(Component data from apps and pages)
[Start of Attachment]
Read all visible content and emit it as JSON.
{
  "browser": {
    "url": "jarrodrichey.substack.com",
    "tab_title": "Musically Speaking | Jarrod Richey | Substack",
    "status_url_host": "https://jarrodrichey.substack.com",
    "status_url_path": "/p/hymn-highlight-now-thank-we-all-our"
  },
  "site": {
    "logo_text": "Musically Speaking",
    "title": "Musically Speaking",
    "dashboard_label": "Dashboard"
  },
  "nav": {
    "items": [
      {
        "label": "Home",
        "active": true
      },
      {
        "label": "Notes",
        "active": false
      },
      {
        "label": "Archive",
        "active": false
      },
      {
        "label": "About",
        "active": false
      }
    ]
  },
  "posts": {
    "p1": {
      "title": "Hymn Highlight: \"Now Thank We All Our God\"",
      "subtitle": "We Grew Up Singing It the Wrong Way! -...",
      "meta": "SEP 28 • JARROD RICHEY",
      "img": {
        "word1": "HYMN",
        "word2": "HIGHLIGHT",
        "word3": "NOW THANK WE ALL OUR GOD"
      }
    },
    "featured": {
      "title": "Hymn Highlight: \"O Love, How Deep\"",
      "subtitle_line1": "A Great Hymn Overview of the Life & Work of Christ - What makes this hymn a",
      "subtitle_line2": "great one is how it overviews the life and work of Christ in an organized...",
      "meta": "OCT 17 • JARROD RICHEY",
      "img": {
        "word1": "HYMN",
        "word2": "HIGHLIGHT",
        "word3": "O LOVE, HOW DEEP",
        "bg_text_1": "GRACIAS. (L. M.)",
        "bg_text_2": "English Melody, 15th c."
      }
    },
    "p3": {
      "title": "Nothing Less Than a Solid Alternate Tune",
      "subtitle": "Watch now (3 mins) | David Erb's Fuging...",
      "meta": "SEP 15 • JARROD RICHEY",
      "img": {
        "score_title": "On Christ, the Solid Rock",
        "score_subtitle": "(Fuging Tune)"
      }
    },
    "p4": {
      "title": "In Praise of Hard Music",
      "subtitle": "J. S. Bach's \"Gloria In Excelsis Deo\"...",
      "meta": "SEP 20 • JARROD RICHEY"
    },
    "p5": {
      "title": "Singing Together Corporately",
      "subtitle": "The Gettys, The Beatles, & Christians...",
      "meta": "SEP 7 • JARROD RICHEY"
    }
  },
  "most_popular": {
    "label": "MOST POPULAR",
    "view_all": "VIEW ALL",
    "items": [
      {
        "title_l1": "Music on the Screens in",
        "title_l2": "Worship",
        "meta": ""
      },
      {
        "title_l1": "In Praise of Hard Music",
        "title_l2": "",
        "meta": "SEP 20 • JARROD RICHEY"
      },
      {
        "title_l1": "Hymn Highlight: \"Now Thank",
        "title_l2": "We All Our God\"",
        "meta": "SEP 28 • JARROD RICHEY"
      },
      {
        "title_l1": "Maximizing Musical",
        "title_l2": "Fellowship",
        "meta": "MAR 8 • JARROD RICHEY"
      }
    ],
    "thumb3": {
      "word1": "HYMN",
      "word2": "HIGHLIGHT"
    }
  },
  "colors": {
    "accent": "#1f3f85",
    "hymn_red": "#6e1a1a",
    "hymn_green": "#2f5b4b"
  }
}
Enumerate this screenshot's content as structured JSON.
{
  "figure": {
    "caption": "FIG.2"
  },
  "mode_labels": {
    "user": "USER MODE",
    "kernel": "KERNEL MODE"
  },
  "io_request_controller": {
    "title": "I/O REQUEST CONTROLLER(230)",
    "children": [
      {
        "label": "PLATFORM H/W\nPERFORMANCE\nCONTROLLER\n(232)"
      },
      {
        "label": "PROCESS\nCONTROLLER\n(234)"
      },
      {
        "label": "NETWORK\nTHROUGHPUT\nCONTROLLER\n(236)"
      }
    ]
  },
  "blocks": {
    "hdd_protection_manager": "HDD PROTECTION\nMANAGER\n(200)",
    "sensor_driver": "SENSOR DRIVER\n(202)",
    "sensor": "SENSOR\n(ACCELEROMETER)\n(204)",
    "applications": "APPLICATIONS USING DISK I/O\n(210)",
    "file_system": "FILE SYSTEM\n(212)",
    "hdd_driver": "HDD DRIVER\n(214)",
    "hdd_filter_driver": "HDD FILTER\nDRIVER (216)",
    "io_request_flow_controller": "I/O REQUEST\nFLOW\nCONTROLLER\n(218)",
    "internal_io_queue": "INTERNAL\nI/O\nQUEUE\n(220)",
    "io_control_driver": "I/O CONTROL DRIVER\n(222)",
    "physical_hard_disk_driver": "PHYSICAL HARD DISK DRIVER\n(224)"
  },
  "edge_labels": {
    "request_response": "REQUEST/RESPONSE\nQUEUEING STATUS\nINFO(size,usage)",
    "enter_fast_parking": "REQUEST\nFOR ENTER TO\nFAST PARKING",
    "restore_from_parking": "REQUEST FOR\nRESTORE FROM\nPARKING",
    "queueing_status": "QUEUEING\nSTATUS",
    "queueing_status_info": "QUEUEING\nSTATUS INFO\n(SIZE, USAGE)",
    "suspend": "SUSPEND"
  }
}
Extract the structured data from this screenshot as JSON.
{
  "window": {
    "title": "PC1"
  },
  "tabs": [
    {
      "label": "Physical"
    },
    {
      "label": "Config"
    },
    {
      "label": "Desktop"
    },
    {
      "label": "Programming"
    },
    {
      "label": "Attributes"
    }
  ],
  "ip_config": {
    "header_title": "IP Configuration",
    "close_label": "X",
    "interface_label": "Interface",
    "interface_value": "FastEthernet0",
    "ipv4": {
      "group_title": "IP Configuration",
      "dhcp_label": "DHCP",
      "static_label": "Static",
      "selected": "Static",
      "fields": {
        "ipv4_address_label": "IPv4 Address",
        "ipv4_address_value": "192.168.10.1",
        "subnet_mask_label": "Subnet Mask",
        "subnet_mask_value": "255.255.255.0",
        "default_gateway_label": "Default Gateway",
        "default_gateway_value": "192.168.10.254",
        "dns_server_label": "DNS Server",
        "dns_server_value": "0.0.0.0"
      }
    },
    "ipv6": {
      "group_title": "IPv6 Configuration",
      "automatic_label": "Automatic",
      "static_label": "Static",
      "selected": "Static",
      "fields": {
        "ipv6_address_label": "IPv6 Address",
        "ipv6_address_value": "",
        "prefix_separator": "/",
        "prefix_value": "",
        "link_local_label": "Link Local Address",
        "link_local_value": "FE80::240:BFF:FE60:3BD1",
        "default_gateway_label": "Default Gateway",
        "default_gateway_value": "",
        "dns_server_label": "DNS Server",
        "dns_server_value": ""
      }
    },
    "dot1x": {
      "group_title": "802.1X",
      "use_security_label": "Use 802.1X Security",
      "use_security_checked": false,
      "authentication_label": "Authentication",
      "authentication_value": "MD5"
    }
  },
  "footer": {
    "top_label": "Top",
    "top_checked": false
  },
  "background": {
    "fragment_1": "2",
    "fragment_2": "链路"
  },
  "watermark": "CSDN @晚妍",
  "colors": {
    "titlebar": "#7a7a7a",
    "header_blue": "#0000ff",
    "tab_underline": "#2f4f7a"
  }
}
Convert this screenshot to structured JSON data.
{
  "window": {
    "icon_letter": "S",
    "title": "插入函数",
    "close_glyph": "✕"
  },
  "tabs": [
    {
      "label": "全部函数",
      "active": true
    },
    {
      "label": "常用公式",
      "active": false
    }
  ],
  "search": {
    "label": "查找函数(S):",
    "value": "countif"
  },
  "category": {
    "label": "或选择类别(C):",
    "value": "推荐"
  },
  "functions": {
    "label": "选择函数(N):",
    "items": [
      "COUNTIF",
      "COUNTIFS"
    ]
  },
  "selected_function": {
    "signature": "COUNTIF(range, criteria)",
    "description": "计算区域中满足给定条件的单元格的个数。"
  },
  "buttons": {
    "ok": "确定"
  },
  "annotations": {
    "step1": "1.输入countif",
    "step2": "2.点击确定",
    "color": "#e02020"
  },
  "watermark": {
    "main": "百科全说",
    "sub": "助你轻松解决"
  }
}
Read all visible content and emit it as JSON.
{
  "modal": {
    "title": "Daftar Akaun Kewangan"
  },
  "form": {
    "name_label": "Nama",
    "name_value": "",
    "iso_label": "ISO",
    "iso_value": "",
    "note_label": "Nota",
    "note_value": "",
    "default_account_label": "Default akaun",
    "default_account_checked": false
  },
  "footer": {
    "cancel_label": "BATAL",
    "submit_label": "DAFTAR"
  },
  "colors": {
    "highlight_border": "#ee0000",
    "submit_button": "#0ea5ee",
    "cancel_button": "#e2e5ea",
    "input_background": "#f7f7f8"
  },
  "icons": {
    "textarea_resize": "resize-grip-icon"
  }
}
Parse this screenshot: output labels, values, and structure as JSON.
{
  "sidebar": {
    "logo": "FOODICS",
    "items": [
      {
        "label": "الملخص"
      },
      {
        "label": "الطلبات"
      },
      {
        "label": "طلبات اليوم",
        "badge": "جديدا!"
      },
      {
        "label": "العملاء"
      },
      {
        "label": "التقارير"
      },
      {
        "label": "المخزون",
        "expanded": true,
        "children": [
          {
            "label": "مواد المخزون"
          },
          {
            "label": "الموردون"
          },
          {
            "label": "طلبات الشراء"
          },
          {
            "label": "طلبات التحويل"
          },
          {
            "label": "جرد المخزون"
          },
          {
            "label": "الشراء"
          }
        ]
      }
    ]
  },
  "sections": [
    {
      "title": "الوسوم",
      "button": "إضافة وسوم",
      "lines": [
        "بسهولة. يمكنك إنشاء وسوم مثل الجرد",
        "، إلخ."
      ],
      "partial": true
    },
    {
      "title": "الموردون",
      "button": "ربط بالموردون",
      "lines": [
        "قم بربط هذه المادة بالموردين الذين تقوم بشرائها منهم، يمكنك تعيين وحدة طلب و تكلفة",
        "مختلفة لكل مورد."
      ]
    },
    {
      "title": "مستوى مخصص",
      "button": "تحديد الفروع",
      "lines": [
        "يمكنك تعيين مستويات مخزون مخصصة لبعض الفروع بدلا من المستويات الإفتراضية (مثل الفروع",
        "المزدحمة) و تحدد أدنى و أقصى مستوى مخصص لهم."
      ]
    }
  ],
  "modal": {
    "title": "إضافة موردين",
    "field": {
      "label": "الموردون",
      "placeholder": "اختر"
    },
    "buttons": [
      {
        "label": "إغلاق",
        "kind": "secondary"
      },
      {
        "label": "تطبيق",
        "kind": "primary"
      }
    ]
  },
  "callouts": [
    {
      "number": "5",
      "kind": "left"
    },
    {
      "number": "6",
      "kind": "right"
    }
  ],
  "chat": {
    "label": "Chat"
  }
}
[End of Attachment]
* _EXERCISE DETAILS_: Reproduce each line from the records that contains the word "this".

* _WRITTEN REPLY_:
      "subtitle_line1": "A Great Hymn Overview of the Life & Work of Christ - What makes this hymn a",
Enumerate this screenshot's content as structured JSON.
Extract the structured data from this screenshot as JSON.
Convert this screenshot to structured JSON data.
Parse this screenshot: output labels, values, and structure as JSON.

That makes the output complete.